How to Take a Dental Impression Without Gagging
Digital technology now allows patients to take dental impressions without gagging and without the ooey gooey mess of putty or plaster molds.
There’s just no good way to press a tray full of icky, sticky dental putty into your mouth and hold your teeth in place while it hardens. That’s one reason some dentists are saying goodbye to the unpleasant experience by switching to a more advanced method of taking dental impressions.
What Are Digital Impressions?
“Digital impressions take a 3D picture of a patient’s teeth. It’s very quick and completely painless,” says orthodontist, Elena Black, DDS, of Appalachian Orthodontics of Lynchburg in Lynchburg, Va.
Dr. Black uses a laser scanner system, which relies on a small intraoral wand with a camera and special software to take multiple images of the each tooth from various angles. The images are then combined to make a precise 3D model. During the process, the tooth can be viewed on a chairside monitor screen. One half of the screen allows the patient and dentist to view the tooth, while the other side of the screen shows the digital image. The digital imagery is so refined that it is even possible to detect areas of plaque on the teeth, according to Black.
Other digital scanner systems use a continuous video capture instead of compiling multiple images. This video imaging technology requires titanium-dioxide powder be applied to the teeth to prior to imaging.
What Are the Advantages of Digital Impressions?
Digital impression technology offers many benefits to both patients and dentists, including:
- Comfort – Because there are no messy molds, patients can have dental impressions taken without gagging. Impressions are taken using a small hand-held wand that fits comfortably in the mouth.
- Time – No more waiting for plaster or putty molds to dry. Digital images can be done quickly and can be easily stopped and started.
- Quality – Digital impressions are extremely accurate and reduce the risk of human error caused by movement and removal of the impression mold.
- Easy adjustments – When changes occur to a single tooth, such as the addition of a crown, new images of that tooth can be switched out with the old one, rather than requiring a new full-mouth impression.
- Electronic storage – Images can be stored electronically and are easily transferred. Digital impressions also eliminate the need for storage space of traditional molds.
- Safety – Digital impressions don’t require x-rays and can be used on patients of all ages.
Black says the newer technology has also come in handy at her orthodontic practice when it comes to replacing lost retainers. “College students who go off to school and lose or break their retainer can get in touch with me right away, and I can email their digital scan to the lab so that a replacement retainer can be made before the teeth shift.”

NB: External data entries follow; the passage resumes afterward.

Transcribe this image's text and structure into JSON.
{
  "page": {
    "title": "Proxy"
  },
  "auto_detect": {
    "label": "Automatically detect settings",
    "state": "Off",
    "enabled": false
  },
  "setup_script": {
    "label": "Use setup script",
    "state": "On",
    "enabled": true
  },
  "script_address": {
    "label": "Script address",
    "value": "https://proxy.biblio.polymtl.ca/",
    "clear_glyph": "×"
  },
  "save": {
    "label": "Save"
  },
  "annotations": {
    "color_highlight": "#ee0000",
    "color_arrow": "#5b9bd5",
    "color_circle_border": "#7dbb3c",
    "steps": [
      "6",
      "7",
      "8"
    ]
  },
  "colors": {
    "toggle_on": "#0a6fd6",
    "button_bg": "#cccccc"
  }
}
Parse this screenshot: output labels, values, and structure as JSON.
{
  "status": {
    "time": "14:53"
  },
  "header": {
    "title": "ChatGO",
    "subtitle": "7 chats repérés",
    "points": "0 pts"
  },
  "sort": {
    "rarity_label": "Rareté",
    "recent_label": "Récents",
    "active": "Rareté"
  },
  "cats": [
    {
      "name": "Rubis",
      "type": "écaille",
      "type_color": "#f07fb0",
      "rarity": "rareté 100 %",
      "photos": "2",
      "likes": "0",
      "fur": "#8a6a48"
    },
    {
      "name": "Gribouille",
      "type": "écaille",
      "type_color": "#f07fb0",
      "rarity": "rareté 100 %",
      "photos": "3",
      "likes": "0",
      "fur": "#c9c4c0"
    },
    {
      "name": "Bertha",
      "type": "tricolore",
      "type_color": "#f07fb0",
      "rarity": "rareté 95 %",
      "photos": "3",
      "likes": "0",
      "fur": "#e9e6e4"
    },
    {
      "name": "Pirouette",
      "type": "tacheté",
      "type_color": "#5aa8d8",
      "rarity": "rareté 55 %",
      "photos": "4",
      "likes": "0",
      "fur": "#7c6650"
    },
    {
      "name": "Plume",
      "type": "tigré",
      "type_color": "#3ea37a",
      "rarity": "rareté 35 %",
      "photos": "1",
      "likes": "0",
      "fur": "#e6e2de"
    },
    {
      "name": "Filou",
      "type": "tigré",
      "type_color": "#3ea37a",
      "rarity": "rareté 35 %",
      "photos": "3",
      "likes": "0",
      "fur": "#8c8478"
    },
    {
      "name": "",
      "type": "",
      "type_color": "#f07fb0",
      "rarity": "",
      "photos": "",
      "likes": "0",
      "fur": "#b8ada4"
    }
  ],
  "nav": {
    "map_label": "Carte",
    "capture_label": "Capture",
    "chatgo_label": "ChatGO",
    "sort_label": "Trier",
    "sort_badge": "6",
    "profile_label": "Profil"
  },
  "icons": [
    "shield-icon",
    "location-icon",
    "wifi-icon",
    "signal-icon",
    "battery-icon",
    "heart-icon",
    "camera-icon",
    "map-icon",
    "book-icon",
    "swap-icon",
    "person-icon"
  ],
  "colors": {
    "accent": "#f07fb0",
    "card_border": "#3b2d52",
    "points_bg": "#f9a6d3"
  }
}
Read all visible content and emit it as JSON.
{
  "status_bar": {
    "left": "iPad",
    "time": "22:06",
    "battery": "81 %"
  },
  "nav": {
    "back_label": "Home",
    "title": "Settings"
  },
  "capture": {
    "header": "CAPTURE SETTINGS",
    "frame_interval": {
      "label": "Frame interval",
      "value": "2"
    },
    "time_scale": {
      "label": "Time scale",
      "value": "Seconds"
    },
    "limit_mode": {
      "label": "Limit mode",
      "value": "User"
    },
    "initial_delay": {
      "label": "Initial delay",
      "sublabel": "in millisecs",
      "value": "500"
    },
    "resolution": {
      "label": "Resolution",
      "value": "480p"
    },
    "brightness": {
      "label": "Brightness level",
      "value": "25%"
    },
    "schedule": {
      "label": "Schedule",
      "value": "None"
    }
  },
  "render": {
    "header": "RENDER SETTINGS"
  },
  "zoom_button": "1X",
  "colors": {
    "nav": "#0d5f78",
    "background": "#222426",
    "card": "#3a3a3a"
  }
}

When Can Digital Impressions Be Used?
In addition to orthodontic impressions, digital technology can be used in preparation for crowns, bridges, veneers, implants and other dental procedures.
The Future of Digital Impression Technology
Only a limited number of dental clinics currently offer digital impressions. “The technology is fairly new. I’m the first orthodontist in my town to have it,” says Black. But according to information on the American Dental Association’s website, the new technology is here to stay.
The number of dental practices using intra-oral digital impressions is expected to grow. Equipment cost appears to be a major factor in the delay of switching over to the newer technology. But for most dental patients, the idea of taking a dental impression without gagging appears well worth it.